What you give back must match the records below exactly.

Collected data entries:

--

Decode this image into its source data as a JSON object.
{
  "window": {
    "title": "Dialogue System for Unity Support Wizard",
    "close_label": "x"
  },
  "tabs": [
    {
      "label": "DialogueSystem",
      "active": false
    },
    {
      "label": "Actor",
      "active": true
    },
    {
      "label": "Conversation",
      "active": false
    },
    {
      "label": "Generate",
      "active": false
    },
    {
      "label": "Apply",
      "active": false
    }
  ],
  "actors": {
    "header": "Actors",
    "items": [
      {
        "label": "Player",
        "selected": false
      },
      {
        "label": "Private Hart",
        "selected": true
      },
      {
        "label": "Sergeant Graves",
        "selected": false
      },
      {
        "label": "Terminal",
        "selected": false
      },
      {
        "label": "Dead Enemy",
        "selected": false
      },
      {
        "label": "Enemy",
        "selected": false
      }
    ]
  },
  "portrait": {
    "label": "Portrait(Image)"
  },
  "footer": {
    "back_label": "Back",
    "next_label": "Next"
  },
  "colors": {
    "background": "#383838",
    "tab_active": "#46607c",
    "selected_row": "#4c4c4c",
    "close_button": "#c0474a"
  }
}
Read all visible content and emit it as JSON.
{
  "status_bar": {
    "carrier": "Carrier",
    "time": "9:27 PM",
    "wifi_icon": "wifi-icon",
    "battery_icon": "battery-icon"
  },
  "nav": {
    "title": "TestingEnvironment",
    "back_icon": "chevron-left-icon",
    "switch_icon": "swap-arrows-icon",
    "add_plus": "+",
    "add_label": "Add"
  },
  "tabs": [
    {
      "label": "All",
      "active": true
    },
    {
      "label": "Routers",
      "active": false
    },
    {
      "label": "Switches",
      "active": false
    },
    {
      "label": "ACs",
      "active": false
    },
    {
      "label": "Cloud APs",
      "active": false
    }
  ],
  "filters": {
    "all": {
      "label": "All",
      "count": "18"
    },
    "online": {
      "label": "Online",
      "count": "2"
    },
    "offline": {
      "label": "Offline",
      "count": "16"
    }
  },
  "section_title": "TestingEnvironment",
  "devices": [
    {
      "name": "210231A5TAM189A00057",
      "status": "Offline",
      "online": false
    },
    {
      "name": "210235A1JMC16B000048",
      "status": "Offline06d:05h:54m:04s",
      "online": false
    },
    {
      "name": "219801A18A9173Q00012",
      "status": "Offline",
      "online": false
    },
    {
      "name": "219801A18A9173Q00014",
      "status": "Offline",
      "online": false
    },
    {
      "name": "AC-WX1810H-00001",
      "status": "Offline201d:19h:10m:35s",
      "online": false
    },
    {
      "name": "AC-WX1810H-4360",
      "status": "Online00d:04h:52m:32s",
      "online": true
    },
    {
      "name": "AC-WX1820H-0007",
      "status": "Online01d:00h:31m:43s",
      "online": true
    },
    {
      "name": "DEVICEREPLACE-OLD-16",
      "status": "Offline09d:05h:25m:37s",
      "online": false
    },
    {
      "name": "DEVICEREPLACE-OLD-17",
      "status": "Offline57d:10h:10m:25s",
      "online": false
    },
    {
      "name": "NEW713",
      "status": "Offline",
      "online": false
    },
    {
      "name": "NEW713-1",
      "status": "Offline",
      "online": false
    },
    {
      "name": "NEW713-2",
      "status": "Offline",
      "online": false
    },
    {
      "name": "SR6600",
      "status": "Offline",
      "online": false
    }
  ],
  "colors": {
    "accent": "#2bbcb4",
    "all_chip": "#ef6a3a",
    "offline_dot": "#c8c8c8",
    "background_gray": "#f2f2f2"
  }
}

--

TASK OUTPUT:
Decode this image into its source data as a JSON object.
{
  "window": {
    "title": "Dialogue System for Unity Support Wizard",
    "close_label": "x"
  },
  "tabs": [
    {
      "label": "DialogueSystem",
      "active": false
    },
    {
      "label": "Actor",
      "active": true
    },
    {
      "label": "Conversation",
      "active": false
    },
    {
      "label": "Generate",
      "active": false
    },
    {
      "label": "Apply",
      "active": false
    }
  ],
  "actors": {
    "header": "Actors",
    "items": [
      {
        "label": "Player",
        "selected": false
      },
      {
        "label": "Private Hart",
        "selected": true
      },
      {
        "label": "Sergeant Graves",
        "selected": false
      },
      {
        "label": "Terminal",
        "selected": false
      },
      {
        "label": "Dead Enemy",
        "selected": false
      },
      {
        "label": "Enemy",
        "selected": false
      }
    ]
  },
  "portrait": {
    "label": "Portrait(Image)"
  },
  "footer": {
    "back_label": "Back",
    "next_label": "Next"
  },
  "colors": {
    "background": "#383838",
    "tab_active": "#46607c",
    "selected_row": "#4c4c4c",
    "close_button": "#c0474a"
  }
}
Read all visible content and emit it as JSON.
{
  "status_bar": {
    "carrier": "Carrier",
    "time": "9:27 PM",
    "wifi_icon": "wifi-icon",
    "battery_icon": "battery-icon"
  },
  "nav": {
    "title": "TestingEnvironment",
    "back_icon": "chevron-left-icon",
    "switch_icon": "swap-arrows-icon",
    "add_plus": "+",
    "add_label": "Add"
  },
  "tabs": [
    {
      "label": "All",
      "active": true
    },
    {
      "label": "Routers",
      "active": false
    },
    {
      "label": "Switches",
      "active": false
    },
    {
      "label": "ACs",
      "active": false
    },
    {
      "label": "Cloud APs",
      "active": false
    }
  ],
  "filters": {
    "all": {
      "label": "All",
      "count": "18"
    },
    "online": {
      "label": "Online",
      "count": "2"
    },
    "offline": {
      "label": "Offline",
      "count": "16"
    }
  },
  "section_title": "TestingEnvironment",
  "devices": [
    {
      "name": "210231A5TAM189A00057",
      "status": "Offline",
      "online": false
    },
    {
      "name": "210235A1JMC16B000048",
      "status": "Offline06d:05h:54m:04s",
      "online": false
    },
    {
      "name": "219801A18A9173Q00012",
      "status": "Offline",
      "online": false
    },
    {
      "name": "219801A18A9173Q00014",
      "status": "Offline",
      "online": false
    },
    {
      "name": "AC-WX1810H-00001",
      "status": "Offline201d:19h:10m:35s",
      "online": false
    },
    {
      "name": "AC-WX1810H-4360",
      "status": "Online00d:04h:52m:32s",
      "online": true
    },
    {
      "name": "AC-WX1820H-0007",
      "status": "Online01d:00h:31m:43s",
      "online": true
    },
    {
      "name": "DEVICEREPLACE-OLD-16",
      "status": "Offline09d:05h:25m:37s",
      "online": false
    },
    {
      "name": "DEVICEREPLACE-OLD-17",
      "status": "Offline57d:10h:10m:25s",
      "online": false
    },
    {
      "name": "NEW713",
      "status": "Offline",
      "online": false
    },
    {
      "name": "NEW713-1",
      "status": "Offline",
      "online": false
    },
    {
      "name": "NEW713-2",
      "status": "Offline",
      "online": false
    },
    {
      "name": "SR6600",
      "status": "Offline",
      "online": false
    }
  ],
  "colors": {
    "accent": "#2bbcb4",
    "all_chip": "#ef6a3a",
    "offline_dot": "#c8c8c8",
    "background_gray": "#f2f2f2"
  }
}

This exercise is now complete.